[What you will do]
Working from the entries that follow, retype each one without any alteration.

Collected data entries
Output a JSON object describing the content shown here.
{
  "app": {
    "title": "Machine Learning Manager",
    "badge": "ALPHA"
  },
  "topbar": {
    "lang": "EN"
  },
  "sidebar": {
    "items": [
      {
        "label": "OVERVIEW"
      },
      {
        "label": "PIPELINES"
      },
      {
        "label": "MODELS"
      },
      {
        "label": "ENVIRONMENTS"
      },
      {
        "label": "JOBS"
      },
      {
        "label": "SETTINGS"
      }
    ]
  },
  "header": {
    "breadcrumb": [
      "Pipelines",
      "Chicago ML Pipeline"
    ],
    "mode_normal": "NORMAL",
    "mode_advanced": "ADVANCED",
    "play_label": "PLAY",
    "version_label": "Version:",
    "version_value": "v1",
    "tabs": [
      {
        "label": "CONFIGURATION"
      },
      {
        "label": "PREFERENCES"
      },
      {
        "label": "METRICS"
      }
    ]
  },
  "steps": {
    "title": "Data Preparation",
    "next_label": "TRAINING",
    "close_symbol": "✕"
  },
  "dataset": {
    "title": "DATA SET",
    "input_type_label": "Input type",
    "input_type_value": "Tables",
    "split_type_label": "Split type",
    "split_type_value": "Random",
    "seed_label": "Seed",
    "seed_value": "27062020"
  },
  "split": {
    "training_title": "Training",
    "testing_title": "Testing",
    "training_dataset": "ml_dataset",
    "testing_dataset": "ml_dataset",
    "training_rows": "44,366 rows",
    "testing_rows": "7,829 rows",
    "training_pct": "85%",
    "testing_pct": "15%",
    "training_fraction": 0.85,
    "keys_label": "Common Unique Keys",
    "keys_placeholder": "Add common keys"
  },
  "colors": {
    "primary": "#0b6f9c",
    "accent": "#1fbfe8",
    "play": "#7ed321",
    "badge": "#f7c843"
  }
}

[Final answer]
Output a JSON object describing the content shown here.
{
  "app": {
    "title": "Machine Learning Manager",
    "badge": "ALPHA"
  },
  "topbar": {
    "lang": "EN"
  },
  "sidebar": {
    "items": [
      {
        "label": "OVERVIEW"
      },
      {
        "label": "PIPELINES"
      },
      {
        "label": "MODELS"
      },
      {
        "label": "ENVIRONMENTS"
      },
      {
        "label": "JOBS"
      },
      {
        "label": "SETTINGS"
      }
    ]
  },
  "header": {
    "breadcrumb": [
      "Pipelines",
      "Chicago ML Pipeline"
    ],
    "mode_normal": "NORMAL",
    "mode_advanced": "ADVANCED",
    "play_label": "PLAY",
    "version_label": "Version:",
    "version_value": "v1",
    "tabs": [
      {
        "label": "CONFIGURATION"
      },
      {
        "label": "PREFERENCES"
      },
      {
        "label": "METRICS"
      }
    ]
  },
  "steps": {
    "title": "Data Preparation",
    "next_label": "TRAINING",
    "close_symbol": "✕"
  },
  "dataset": {
    "title": "DATA SET",
    "input_type_label": "Input type",
    "input_type_value": "Tables",
    "split_type_label": "Split type",
    "split_type_value": "Random",
    "seed_label": "Seed",
    "seed_value": "27062020"
  },
  "split": {
    "training_title": "Training",
    "testing_title": "Testing",
    "training_dataset": "ml_dataset",
    "testing_dataset": "ml_dataset",
    "training_rows": "44,366 rows",
    "testing_rows": "7,829 rows",
    "training_pct": "85%",
    "testing_pct": "15%",
    "training_fraction": 0.85,
    "keys_label": "Common Unique Keys",
    "keys_placeholder": "Add common keys"
  },
  "colors": {
    "primary": "#0b6f9c",
    "accent": "#1fbfe8",
    "play": "#7ed321",
    "badge": "#f7c843"
  }
}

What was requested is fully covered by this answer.